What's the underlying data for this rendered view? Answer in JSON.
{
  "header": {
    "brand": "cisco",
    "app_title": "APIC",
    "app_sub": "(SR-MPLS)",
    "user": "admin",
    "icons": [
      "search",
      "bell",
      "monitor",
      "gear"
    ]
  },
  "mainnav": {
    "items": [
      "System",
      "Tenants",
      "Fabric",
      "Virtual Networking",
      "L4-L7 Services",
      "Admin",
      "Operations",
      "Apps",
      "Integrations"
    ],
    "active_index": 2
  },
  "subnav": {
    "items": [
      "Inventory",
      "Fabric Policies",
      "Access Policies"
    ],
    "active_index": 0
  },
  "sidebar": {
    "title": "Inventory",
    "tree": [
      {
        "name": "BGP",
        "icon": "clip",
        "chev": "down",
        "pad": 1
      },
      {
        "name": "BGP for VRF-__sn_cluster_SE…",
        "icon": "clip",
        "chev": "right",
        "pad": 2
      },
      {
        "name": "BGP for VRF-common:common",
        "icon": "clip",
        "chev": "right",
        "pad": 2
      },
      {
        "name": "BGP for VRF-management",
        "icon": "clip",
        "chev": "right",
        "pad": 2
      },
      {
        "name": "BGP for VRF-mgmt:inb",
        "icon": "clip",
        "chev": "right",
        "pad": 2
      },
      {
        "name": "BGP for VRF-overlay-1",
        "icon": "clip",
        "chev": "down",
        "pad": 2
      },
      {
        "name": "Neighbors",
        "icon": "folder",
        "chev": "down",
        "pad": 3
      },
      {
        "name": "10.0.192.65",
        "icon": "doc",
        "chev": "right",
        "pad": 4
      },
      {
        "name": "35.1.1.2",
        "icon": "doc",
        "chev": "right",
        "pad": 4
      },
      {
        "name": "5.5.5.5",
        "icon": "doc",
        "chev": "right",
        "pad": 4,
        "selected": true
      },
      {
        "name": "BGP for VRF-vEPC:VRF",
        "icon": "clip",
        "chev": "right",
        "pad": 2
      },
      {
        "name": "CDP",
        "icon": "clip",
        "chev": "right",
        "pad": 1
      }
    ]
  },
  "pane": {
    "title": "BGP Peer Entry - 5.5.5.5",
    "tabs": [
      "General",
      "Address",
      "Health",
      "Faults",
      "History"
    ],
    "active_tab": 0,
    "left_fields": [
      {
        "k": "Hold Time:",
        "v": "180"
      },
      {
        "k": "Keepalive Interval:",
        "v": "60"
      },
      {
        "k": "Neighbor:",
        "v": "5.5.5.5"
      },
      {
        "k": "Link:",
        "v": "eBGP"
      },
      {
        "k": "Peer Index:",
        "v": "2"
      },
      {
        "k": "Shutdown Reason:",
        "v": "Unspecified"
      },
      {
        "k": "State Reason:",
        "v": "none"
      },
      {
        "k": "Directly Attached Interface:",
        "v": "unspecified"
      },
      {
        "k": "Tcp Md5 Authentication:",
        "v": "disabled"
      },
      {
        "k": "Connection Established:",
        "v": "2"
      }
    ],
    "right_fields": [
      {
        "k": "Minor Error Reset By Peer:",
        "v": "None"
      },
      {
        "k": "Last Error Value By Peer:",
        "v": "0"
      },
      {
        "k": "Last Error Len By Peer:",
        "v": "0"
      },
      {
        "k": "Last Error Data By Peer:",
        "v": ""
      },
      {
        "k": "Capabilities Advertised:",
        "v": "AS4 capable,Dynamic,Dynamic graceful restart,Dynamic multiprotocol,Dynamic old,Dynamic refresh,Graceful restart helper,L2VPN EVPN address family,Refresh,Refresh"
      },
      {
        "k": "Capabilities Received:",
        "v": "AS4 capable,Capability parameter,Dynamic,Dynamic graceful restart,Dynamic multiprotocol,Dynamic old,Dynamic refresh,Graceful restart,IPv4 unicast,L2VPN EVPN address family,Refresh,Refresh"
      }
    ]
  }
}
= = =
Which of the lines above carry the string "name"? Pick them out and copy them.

        "name": "BGP",
        "name": "BGP for VRF-__sn_cluster_SE…",
        "name": "BGP for VRF-common:common",
        "name": "BGP for VRF-management",
        "name": "BGP for VRF-mgmt:inb",
        "name": "BGP for VRF-overlay-1",
        "name": "Neighbors",
        "name": "10.0.192.65",
        "name": "35.1.1.2",
        "name": "5.5.5.5",
        "name": "BGP for VRF-vEPC:VRF",
        "name": "CDP",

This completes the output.